Overall, the article positively portrayed the remarkable economic impact these attractions have had on Northern Kentucky and Cincinnati as our guests pour into the region. In fact, because about 95% of our visitors live outside the region, multimillions of dollars (it will be in the billions of dollars over the coming years) are being added into the area’s economy. Also, we have about 1,000 staff in all (600 full-time staff, many part-timers, and seasonal staff who work at peak times for the attractions), and they, too, contribute to the regional economy.
In yesterday’s article, the reporter, who acknowledges that the attractions are a “powerful draw,” states, “Now, 10 years after the Creation Museum opened in western Boone County—and one year after the Ark Encounter opened—both have left a divisive but noticeable legacy in our region.”
But are the attractions really leaving a “divisive” legacy? I believe the word “divisive” was used because of the opposition we have faced by local atheists and other secularists, which make up a very small group. (As far as we know, local humanist groups don’t employ many people and have not had any major financial impact on the community.) They will sometimes host outside organizations like the anti-Christian group the Freedom From Religion Foundation to help create division, including staging protests at both the Ark and museum.

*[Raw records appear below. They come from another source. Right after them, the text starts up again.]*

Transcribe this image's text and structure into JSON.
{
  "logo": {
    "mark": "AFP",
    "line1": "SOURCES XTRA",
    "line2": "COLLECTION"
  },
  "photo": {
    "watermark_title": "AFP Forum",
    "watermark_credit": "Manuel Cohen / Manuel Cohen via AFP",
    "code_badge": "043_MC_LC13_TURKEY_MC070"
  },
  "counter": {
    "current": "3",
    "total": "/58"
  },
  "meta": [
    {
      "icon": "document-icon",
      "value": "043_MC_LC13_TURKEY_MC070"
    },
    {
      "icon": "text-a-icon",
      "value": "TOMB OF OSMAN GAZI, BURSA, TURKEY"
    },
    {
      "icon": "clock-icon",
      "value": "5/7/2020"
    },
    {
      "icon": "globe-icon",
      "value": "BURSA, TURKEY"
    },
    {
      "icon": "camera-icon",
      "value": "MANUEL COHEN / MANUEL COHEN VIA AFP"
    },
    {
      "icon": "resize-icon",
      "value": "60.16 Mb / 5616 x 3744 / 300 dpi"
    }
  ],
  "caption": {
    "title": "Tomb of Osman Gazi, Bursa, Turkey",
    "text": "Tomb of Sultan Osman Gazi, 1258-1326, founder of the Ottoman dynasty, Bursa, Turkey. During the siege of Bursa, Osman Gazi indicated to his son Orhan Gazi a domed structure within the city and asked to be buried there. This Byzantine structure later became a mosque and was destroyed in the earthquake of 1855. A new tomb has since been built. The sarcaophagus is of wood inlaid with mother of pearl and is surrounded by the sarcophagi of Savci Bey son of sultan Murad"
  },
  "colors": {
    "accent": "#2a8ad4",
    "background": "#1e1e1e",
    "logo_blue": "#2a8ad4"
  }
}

People I talk to here in Northern Kentucky, whether they are Christians or non-Christians, speak positively about AiG’s first-class attractions. Many motor coach tour companies (run as secular businesses and not ministries) have brought several thousand people to the Ark this year. One major bus tour company (which has booked hundreds of buses bound for the Ark) shared with us that its guests rate the Ark and museum extremely high.
The minority of vocal opponents receive abundant media coverage even though they don’t reflect the views of the overwhelming majority of people.
As often happens with the media, a small but vocal group of opponents will receive abundant media coverage even though they don’t reflect the views of the overwhelming majority of people. The Enquirer article gave a lot of space to the group that organized an Ark protest earlier this month, yet only 75 people turned out (that was after trying to recruit people to come here from around the country); meanwhile, we welcomed 7,200 guests to the Ark that day! In fact, small groups of atheists have been protesting AiG ever since we moved to the region in 1994 and began very soon to look for land for the Creation Museum. They continue to oppose AiG and, in the process, spout outright lies, misrepresentations, ad hominem arguments, and blasphemous attacks on our God and Christianity, as they attempt to stir up trouble against AiG’s very successful attractions. At the Ark protest nine days ago, one of the leaders actually got up on a stage and said that the city of Williamstown had given AiG a $62-million-dollar loan to build the Ark (and he repeated the lie later on his blog)!1 Sadly, people who live in and around Williamstown have heard so many lies from the atheists that we have to spend time (e.g., write guest columns in regional papers) rebutting the critics and trying to keep the community supportive of our attractions.
So the “division” the article refers to has actually been created by those who continually oppose us in a noisy and dishonest way. The division reflects the line drawn by a minority of secularists who vehemently attack the Judeo-Christian ethic (which still represents the view of the population’s majority) in the culture.
Our own research and some indicators suggest that around 30% of those who visit the Ark Encounter do not share the same views we do at Answers in Genesis concerning God’s Word, the gospel, and the Book of Genesis. But when I’ve talked to such people, they often tell me how professional the attraction is, and that they also appreciate the fact we don’t hide our Christian message but present it in a way that allows them to be challenged in their thinking yet not be put off by it. In fact, many of these guests have told me how much they appreciate hearing the challenging information, much of which they have never thought about before.
Will the Ark and Creation Museum continue to be divisive? Well, atheist groups like the Freedom From Religion Foundation and their small staff will probably not stop their bullying. Their goal is to remove every Christian symbol or reference to the Christian message they can from the public arena. So, yes, there will always be division when it comes to the biblical worldview versus the secular worldview.
Yes, there will always be division when it comes to the biblical worldview versus the secular worldview.
At the same time, however, and as the Enquirer article confirms, our professional, world-class, Christian attractions are greatly impacting the local economy and are continuing to draw millions of people from around the world to Northern Kentucky. By the way, 8,000 visitors toured the Ark on Saturday, and 3,000 walked through the Creation Museum.
We are thrilled to be located in this region and are grateful for the level of support we have received from the overwhelming majority of people and churches in the community, as well as from hotel proprietors, restaurant owners, and others whose businesses have been greatly helped by the Ark and museum.
Again, I encourage you to read “Creationist Parks Still a Potent Draw for Visitors and Controversy,” the front-page article in the Cincinnati Enquirer (and Courier-Journal).
Thanks for stopping by and thanks for praying,
This item was written with the assistance of AiG’s research team.